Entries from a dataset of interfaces
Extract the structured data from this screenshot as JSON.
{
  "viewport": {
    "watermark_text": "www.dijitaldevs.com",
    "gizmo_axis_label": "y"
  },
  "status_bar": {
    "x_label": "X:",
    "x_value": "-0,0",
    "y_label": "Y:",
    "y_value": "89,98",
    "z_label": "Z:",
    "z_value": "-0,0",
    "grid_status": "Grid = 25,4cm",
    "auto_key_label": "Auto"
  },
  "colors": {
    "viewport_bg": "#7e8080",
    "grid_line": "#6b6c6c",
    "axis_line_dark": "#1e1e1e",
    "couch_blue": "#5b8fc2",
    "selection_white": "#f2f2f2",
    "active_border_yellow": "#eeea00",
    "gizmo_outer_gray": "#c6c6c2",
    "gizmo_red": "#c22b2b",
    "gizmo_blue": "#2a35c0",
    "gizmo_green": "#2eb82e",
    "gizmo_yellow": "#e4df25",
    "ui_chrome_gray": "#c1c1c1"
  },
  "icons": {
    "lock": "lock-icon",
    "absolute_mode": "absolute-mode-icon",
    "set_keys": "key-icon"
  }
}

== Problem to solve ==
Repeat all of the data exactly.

== Finished task ==
Extract the structured data from this screenshot as JSON.
{
  "viewport": {
    "watermark_text": "www.dijitaldevs.com",
    "gizmo_axis_label": "y"
  },
  "status_bar": {
    "x_label": "X:",
    "x_value": "-0,0",
    "y_label": "Y:",
    "y_value": "89,98",
    "z_label": "Z:",
    "z_value": "-0,0",
    "grid_status": "Grid = 25,4cm",
    "auto_key_label": "Auto"
  },
  "colors": {
    "viewport_bg": "#7e8080",
    "grid_line": "#6b6c6c",
    "axis_line_dark": "#1e1e1e",
    "couch_blue": "#5b8fc2",
    "selection_white": "#f2f2f2",
    "active_border_yellow": "#eeea00",
    "gizmo_outer_gray": "#c6c6c2",
    "gizmo_red": "#c22b2b",
    "gizmo_blue": "#2a35c0",
    "gizmo_green": "#2eb82e",
    "gizmo_yellow": "#e4df25",
    "ui_chrome_gray": "#c1c1c1"
  },
  "icons": {
    "lock": "lock-icon",
    "absolute_mode": "absolute-mode-icon",
    "set_keys": "key-icon"
  }
}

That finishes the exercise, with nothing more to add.